After initially turning Michigan State down, Mel Tucker has accepted the offer to be the next head coach of the Spartans.
Michigan State got their man.
Former Colorado head coach Mel Tucker is the new head coach of the Spartans, accepting the offer overnight, about a week after initially saying no to the Spartans.
Tucker was one of the first candidates Michigan State reached out to after the sudden retirement of Mark Dantonio along with Iowa State’s Matt Campbell but wasn’t interested in leaving Colorado based on the initial offer.
According to The Athletic’s Bruce Feldman, Michigan State didn’t take no for an answer, they repeatedly came to Tucker’s reps with an offer that he couldn’t turn down. Exact details of the contract, including the length of the deal, is unknown, but Feldman reports his salary will be more than double the $2.17 million he received at Colorado. Further, Tucker’s coaching salary pool will be doubled from the $3.15 million he had to work with in Boulder.
The announcement comes after Cincinnati head coach Luke Fickell turned down the job, at which point, it seems Michigan State redirected their attention to Tucker. In short, Michigan State showed Tucker the money.
Tucker, 48, began his coaching career as a graduate assistant on Nick Saban’s Michigan State teams in 1997. He followed Saban to LSU to be his defensive backs coach in 2000. Tucker then went to Ohio State where he was part of a national championship team under coach Jim Tressel.
From 2005-2014, Tucker worked in the NFL with the Cleveland Browns, Jacksonville Jaguars and Chicago Bears where he worked as the defensive coordinator. After his stint with the Bears, Tucker reunited with Saban at Alabama where he was the assistant head coach and defensive backs coach in 2015, winning another national championship.
After that year, Tucker was named the defensive coordinator at Georgia under Kirby Smart.
Tucker then leveraged his success in Athens to his first head coaching job with Colorado in 2019 and went 5-7 (3-6 Pac-12) in his lone season. Two of those five wins came against Top 25 opponents and he put together the No. 7 recruiting class in the Pac-12 this year, the highest-ranking for the program since joining the conference in 2011.
Now, Tucker returns to East Lansing with the reputation as a Saban disciple and the expectations that come with that. Tucker will face more challenges in the Big Ten East than he ever did in his one year at Colorado.
Tucker will have to recruit against Ryan Day and Ohio State, James Franklin and Penn State and Jim Harbaugh and Michigan.
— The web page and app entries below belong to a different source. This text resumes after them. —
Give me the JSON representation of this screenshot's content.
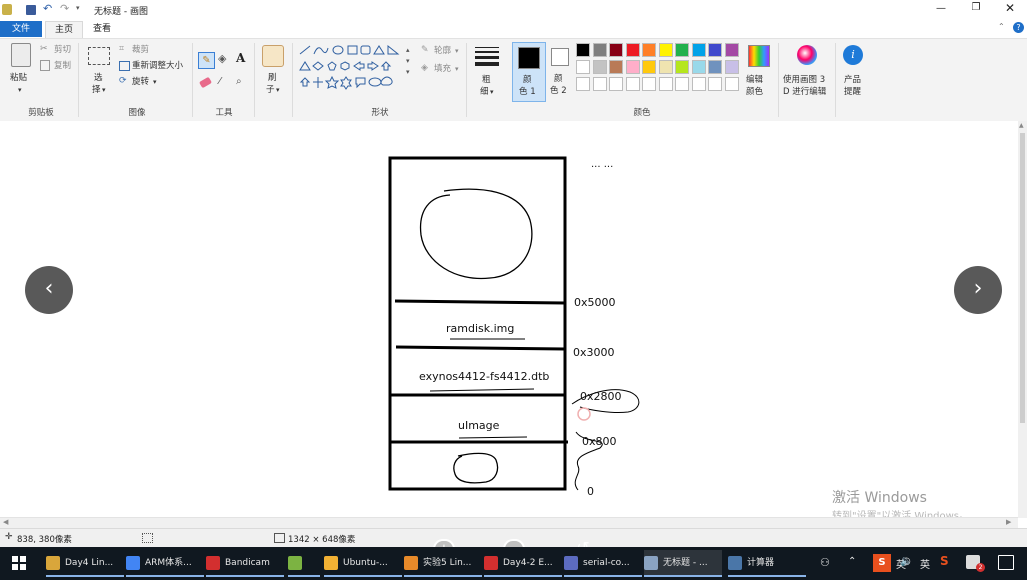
{
  "window": {
    "title": "无标题 - 画图"
  },
  "tabs": [
    {
      "label": "文件"
    },
    {
      "label": "主页"
    },
    {
      "label": "查看"
    }
  ],
  "ribbon": {
    "clipboard": {
      "paste": "粘贴",
      "cut": "剪切",
      "copy": "复制",
      "group": "剪贴板"
    },
    "image": {
      "select_line1": "选",
      "select_line2": "择",
      "crop": "裁剪",
      "resize": "重新调整大小",
      "rotate": "旋转",
      "group": "图像"
    },
    "tools": {
      "group": "工具"
    },
    "brushes": {
      "line1": "刷",
      "line2": "子"
    },
    "shapes": {
      "outline": "轮廓",
      "fill": "填充",
      "group": "形状"
    },
    "size": {
      "line1": "粗",
      "line2": "细"
    },
    "color1": {
      "line1": "颜",
      "line2": "色 1"
    },
    "color2": {
      "line1": "颜",
      "line2": "色 2"
    },
    "edit_colors": {
      "line1": "编辑",
      "line2": "颜色"
    },
    "paint3d": {
      "line1": "使用画图 3",
      "line2": "D 进行编辑"
    },
    "product_alert": {
      "line1": "产品",
      "line2": "提醒"
    },
    "colors_group": "颜色",
    "palette_row1": [
      "#000000",
      "#7f7f7f",
      "#880015",
      "#ed1c24",
      "#ff7f27",
      "#fff200",
      "#22b14c",
      "#00a2e8",
      "#3f48cc",
      "#a349a4"
    ],
    "palette_row2": [
      "#ffffff",
      "#c3c3c3",
      "#b97a57",
      "#ffaec9",
      "#ffc90e",
      "#efe4b0",
      "#b5e61d",
      "#99d9ea",
      "#7092be",
      "#c8bfe7"
    ]
  },
  "diagram": {
    "dots": "... ...",
    "sections": [
      {
        "label": "ramdisk.img"
      },
      {
        "label": "exynos4412-fs4412.dtb"
      },
      {
        "label": "uImage"
      }
    ],
    "addresses": [
      "0x5000",
      "0x3000",
      "0x2800",
      "0x800",
      "0"
    ]
  },
  "watermark": {
    "line1": "激活 Windows",
    "line2": "转到\"设置\"以激活 Windows。"
  },
  "status": {
    "position": "838, 380像素",
    "canvas_size": "1342 × 648像素"
  },
  "taskbar": {
    "items": [
      {
        "label": "Day4 Lin...",
        "color": "#d9a63b"
      },
      {
        "label": "ARM体系...",
        "color": "#4285f4"
      },
      {
        "label": "Bandicam",
        "color": "#d32f2f"
      },
      {
        "label": "",
        "color": "#7cb342"
      },
      {
        "label": "Ubuntu-...",
        "color": "#f2b134"
      },
      {
        "label": "实验5 Lin...",
        "color": "#e88a2a"
      },
      {
        "label": "Day4-2 E...",
        "color": "#d32f2f"
      },
      {
        "label": "serial-co...",
        "color": "#5c6bc0"
      },
      {
        "label": "无标题 - ...",
        "color": "#8aa3c2"
      },
      {
        "label": "计算器",
        "color": "#4a76a8"
      }
    ],
    "ime": "英",
    "lang": "英",
    "notifications": "2"
  }
}
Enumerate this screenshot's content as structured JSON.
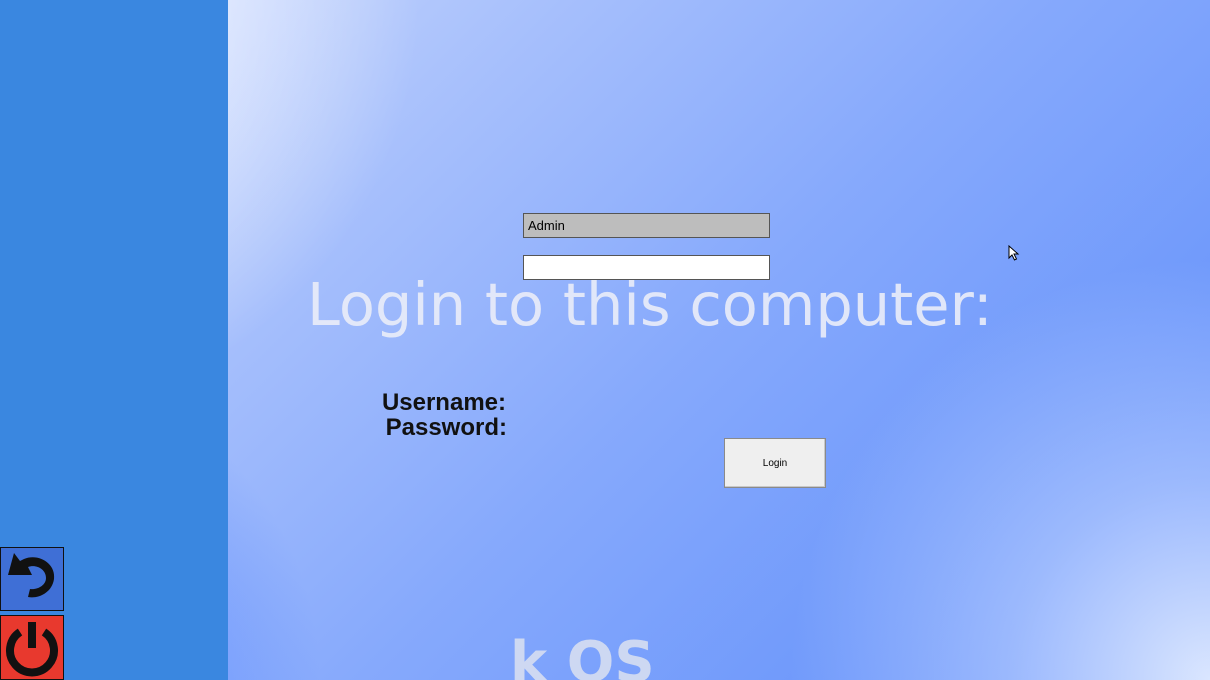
{
  "login": {
    "title": "Login to this computer:",
    "username_label": "Username:",
    "password_label": "Password:",
    "username_value": "Admin",
    "password_value": "",
    "login_button": "Login"
  },
  "os_name": "k OS",
  "sidebar": {
    "restart_icon": "restart-icon",
    "power_icon": "power-icon"
  },
  "colors": {
    "sidebar": "#3a87e0",
    "power_button": "#e8392e",
    "restart_button": "#3f6fd6"
  }
}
It’s a tough sell for Michigan State football fans who may be thinking they acted out of desperation and settled on Tucker after a series of rejections from candidates they wanted more.
If Michigan State really wanted Tucker, why didn’t they just give him the offer he ended up receiving before reaching out to and interviewing other candidates, especially Fickell?
If Fickell said yes to Michigan State on Monday, Tucker is still in Colorado today and trying to figure out how to get the Buffs back to a bowl game.
It’s understandable to feel that kind of way.
In the interest of optimism, Michigan State hired a coach who has been a part of two national championship teams and almost won a third at Georgia. He’s worked for several years under Saban, the greatest college coach of all time, and had success on his own away from Saban. That has been a bugaboo for several of Saban’s former assistants.
Tucker will bring a tough-minder, fast and aggressive defensive back to Michigan State. Fans will love and appreciate that type of unit on that side of the ball. The biggest challenge for Tucker will be fielding an offense that can score in bunches.
If Michigan State is going to compete in the tough Big Ten East, they’ll have to recruit speed to East Lansing and spread the field. Michigan State was too old school under Dantonio to compete at a high level in the Big Ten or on a national level.
Tucker can bring Michigan State into the future if he hires the right offensive coordinator who can do just that.
Michigan State needed Tucker after Dantonio left them in the lurch and now Tucker needs Michigan State fans to give him a chance to win them over.
He is more than a desperation hire, and if he wins in a big way, no one will remember he wasn’t their first pick.